**Task prompt:**
Go through the data below and report how many lines contain "مرئية"; the reply holds only that number.

(Web page and app entries)
---
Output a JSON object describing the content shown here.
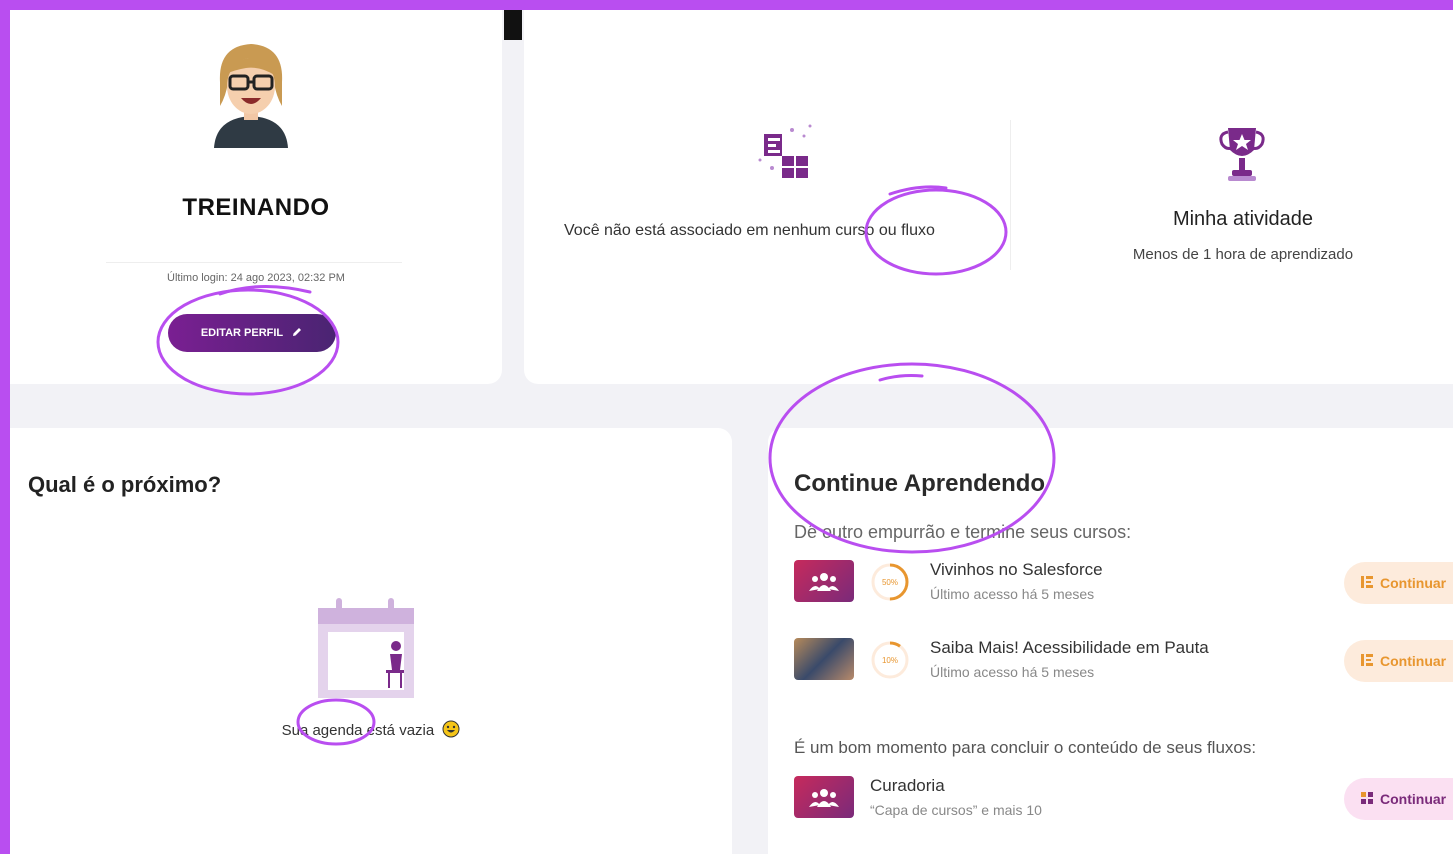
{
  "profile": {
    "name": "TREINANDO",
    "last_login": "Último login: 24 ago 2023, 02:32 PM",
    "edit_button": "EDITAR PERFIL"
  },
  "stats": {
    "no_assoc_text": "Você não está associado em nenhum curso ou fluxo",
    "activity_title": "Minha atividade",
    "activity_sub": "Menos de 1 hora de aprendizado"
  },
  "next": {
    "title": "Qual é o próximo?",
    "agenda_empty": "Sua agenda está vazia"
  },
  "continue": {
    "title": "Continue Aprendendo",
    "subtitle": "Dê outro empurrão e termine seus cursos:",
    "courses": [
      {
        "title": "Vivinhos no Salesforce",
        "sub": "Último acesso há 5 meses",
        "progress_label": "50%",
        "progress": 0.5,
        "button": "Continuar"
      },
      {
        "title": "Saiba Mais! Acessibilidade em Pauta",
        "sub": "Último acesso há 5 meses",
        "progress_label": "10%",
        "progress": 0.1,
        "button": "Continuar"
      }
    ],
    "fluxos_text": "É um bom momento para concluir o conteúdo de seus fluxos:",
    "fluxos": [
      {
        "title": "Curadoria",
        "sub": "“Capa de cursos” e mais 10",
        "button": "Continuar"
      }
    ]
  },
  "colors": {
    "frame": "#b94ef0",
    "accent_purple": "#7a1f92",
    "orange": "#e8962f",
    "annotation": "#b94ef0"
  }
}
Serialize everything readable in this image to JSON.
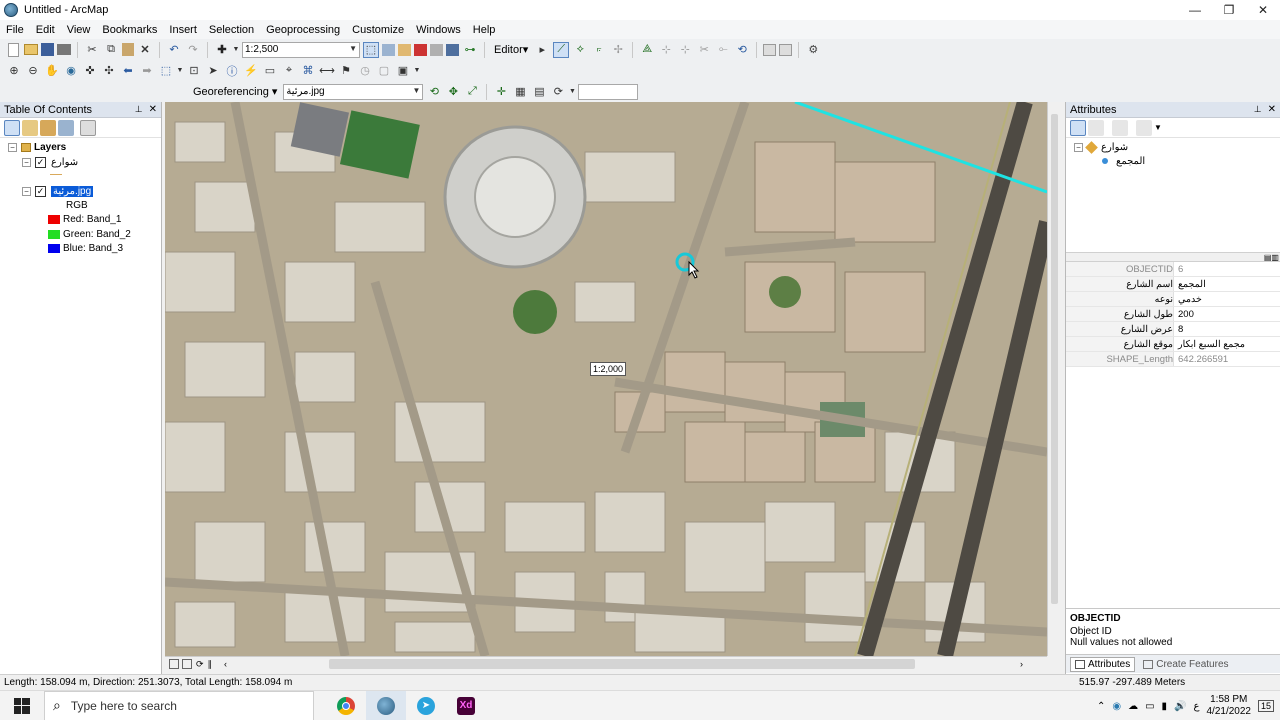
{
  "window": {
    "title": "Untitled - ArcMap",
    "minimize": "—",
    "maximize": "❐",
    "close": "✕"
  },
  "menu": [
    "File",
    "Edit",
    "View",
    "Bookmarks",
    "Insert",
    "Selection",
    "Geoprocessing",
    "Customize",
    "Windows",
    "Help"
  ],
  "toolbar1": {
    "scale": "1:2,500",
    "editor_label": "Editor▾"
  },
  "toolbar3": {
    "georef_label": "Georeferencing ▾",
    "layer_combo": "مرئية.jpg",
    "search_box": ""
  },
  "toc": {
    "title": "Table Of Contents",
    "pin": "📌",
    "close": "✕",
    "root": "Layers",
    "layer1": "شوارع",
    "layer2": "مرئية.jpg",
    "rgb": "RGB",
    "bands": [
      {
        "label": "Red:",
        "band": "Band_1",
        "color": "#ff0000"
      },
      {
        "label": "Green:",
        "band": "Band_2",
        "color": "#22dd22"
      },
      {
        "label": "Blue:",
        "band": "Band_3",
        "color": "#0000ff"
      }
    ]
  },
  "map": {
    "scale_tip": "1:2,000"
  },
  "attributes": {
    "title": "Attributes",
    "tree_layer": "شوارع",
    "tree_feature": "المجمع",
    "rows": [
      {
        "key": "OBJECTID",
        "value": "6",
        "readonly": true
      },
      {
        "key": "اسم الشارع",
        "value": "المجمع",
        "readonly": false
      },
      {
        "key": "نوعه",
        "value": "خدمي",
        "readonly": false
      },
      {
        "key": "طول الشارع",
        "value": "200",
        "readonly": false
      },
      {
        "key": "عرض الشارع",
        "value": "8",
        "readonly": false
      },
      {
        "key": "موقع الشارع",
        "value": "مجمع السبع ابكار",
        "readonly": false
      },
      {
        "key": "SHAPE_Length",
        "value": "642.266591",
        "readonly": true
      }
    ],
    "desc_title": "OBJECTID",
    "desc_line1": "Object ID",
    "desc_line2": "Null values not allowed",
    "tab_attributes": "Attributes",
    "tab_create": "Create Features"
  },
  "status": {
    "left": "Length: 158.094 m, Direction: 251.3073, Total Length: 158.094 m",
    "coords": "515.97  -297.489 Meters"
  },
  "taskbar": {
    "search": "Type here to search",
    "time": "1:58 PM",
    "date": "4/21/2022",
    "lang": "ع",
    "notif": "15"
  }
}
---
**Response area:**
2